## YOUR GOAL
Word for word, restate every entry that follows.

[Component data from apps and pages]

··········

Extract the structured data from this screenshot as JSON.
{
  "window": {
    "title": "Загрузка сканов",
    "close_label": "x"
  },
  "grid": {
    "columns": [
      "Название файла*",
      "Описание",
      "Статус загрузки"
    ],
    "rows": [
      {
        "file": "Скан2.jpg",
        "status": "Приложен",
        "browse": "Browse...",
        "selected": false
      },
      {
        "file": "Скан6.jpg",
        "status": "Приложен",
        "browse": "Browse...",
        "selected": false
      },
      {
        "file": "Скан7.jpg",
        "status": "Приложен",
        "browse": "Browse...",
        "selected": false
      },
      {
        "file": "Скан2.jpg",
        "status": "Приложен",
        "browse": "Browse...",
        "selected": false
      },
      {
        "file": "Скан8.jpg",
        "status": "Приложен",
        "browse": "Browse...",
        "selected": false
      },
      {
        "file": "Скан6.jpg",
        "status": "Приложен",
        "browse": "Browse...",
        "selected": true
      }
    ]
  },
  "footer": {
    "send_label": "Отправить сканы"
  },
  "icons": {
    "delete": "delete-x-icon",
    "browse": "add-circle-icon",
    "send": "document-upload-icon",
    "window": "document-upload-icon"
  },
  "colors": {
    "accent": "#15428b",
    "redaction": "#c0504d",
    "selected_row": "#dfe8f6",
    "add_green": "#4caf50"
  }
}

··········

## TASK SOLUTION
Extract the structured data from this screenshot as JSON.
{
  "window": {
    "title": "Загрузка сканов",
    "close_label": "x"
  },
  "grid": {
    "columns": [
      "Название файла*",
      "Описание",
      "Статус загрузки"
    ],
    "rows": [
      {
        "file": "Скан2.jpg",
        "status": "Приложен",
        "browse": "Browse...",
        "selected": false
      },
      {
        "file": "Скан6.jpg",
        "status": "Приложен",
        "browse": "Browse...",
        "selected": false
      },
      {
        "file": "Скан7.jpg",
        "status": "Приложен",
        "browse": "Browse...",
        "selected": false
      },
      {
        "file": "Скан2.jpg",
        "status": "Приложен",
        "browse": "Browse...",
        "selected": false
      },
      {
        "file": "Скан8.jpg",
        "status": "Приложен",
        "browse": "Browse...",
        "selected": false
      },
      {
        "file": "Скан6.jpg",
        "status": "Приложен",
        "browse": "Browse...",
        "selected": true
      }
    ]
  },
  "footer": {
    "send_label": "Отправить сканы"
  },
  "icons": {
    "delete": "delete-x-icon",
    "browse": "add-circle-icon",
    "send": "document-upload-icon",
    "window": "document-upload-icon"
  },
  "colors": {
    "accent": "#15428b",
    "redaction": "#c0504d",
    "selected_row": "#dfe8f6",
    "add_green": "#4caf50"
  }
}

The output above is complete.